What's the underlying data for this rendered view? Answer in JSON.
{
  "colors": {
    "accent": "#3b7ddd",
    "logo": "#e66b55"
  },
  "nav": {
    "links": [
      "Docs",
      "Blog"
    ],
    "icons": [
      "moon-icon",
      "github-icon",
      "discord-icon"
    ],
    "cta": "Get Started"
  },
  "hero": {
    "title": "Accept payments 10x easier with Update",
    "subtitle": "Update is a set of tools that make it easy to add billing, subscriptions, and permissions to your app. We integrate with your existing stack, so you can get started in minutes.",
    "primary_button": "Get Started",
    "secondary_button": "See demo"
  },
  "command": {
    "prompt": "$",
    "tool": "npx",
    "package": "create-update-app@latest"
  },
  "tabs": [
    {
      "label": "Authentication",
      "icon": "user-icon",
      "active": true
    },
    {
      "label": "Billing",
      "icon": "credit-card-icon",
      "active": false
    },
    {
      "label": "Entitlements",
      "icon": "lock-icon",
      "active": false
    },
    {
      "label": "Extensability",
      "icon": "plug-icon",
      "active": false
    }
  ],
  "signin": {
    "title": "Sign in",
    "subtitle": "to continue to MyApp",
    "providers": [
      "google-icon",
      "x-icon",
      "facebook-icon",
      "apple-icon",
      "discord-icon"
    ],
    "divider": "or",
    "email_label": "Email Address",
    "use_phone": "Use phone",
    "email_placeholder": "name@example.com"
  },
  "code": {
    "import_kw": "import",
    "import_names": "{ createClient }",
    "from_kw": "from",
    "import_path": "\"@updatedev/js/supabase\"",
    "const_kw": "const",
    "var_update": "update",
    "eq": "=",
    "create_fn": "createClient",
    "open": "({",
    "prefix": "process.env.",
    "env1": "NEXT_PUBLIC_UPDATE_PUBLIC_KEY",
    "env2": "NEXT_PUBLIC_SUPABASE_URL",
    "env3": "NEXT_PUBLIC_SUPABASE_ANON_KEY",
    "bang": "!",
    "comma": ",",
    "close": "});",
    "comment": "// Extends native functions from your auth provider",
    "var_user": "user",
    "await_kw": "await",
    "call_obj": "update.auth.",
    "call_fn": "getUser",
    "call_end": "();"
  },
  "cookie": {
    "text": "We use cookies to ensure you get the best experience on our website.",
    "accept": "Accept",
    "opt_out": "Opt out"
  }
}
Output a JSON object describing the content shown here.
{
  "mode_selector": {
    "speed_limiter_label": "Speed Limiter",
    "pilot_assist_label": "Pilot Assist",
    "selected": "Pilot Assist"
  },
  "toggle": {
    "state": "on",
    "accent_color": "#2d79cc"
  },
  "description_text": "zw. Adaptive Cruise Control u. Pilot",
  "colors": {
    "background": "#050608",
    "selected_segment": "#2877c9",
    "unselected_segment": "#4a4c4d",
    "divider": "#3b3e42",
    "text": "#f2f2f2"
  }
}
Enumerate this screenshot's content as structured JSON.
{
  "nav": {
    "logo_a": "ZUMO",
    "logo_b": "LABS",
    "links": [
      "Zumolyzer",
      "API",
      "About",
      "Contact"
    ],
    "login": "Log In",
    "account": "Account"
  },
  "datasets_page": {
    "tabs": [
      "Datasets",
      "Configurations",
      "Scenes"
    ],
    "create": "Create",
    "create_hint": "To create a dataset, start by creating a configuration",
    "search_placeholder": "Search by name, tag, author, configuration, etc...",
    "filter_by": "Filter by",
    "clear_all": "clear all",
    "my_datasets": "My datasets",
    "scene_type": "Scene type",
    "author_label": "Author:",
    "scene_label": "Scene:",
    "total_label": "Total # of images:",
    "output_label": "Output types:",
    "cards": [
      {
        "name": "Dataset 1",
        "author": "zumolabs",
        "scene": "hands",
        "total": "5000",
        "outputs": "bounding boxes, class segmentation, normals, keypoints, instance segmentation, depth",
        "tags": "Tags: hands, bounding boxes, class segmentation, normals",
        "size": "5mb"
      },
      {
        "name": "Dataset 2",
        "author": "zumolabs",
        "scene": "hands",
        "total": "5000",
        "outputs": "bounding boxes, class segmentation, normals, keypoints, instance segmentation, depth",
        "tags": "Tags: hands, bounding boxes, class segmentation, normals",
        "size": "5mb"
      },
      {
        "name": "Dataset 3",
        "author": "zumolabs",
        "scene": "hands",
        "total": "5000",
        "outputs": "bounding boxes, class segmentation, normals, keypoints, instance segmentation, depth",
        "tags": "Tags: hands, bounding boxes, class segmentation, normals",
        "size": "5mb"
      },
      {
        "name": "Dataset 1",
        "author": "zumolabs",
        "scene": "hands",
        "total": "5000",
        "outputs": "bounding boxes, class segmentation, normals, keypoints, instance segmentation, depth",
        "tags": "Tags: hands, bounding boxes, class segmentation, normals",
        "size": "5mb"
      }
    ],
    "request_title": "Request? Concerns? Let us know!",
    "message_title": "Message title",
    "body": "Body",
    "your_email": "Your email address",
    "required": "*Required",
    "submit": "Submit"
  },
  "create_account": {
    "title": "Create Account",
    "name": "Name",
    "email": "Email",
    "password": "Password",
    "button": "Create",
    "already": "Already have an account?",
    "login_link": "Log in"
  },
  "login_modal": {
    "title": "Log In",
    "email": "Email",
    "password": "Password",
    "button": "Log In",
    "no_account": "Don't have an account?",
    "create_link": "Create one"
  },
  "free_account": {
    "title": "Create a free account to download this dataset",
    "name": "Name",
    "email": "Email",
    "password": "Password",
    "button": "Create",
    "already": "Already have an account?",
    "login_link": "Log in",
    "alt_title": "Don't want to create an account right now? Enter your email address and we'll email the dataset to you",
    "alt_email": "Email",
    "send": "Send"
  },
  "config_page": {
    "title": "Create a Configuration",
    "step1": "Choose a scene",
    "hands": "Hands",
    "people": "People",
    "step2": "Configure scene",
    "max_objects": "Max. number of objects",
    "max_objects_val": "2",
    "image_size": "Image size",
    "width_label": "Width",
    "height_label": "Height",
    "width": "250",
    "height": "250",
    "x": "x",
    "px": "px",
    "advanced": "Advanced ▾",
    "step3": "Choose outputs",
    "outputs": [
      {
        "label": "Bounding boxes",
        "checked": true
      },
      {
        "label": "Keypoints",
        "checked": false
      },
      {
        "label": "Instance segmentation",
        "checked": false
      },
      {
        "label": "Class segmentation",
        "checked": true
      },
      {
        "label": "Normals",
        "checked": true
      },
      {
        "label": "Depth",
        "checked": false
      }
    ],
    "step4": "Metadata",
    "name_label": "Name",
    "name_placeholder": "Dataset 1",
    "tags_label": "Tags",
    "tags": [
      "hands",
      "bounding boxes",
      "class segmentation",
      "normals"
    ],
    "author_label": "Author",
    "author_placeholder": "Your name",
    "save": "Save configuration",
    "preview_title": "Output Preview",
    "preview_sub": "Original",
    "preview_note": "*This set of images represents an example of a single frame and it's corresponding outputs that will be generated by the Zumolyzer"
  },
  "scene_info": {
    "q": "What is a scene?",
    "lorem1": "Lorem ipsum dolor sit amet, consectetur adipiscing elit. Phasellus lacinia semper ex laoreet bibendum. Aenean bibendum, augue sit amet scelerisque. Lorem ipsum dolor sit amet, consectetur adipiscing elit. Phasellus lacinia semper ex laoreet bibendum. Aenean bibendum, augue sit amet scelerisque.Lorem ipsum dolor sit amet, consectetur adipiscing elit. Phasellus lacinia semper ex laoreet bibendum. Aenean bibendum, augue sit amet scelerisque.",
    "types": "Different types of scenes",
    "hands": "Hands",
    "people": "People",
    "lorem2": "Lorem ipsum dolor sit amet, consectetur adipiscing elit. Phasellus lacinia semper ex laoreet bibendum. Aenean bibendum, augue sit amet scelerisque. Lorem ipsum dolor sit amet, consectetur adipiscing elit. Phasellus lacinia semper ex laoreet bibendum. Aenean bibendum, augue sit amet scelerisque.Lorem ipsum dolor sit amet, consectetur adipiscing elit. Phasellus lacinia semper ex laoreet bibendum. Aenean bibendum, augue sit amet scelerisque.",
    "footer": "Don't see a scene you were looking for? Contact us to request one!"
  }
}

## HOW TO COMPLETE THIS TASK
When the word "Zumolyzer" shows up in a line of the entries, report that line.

## RESULT
      "Zumolyzer",
    "preview_note": "*This set of images represents an example of a single frame and it's corresponding outputs that will be generated by the Zumolyzer"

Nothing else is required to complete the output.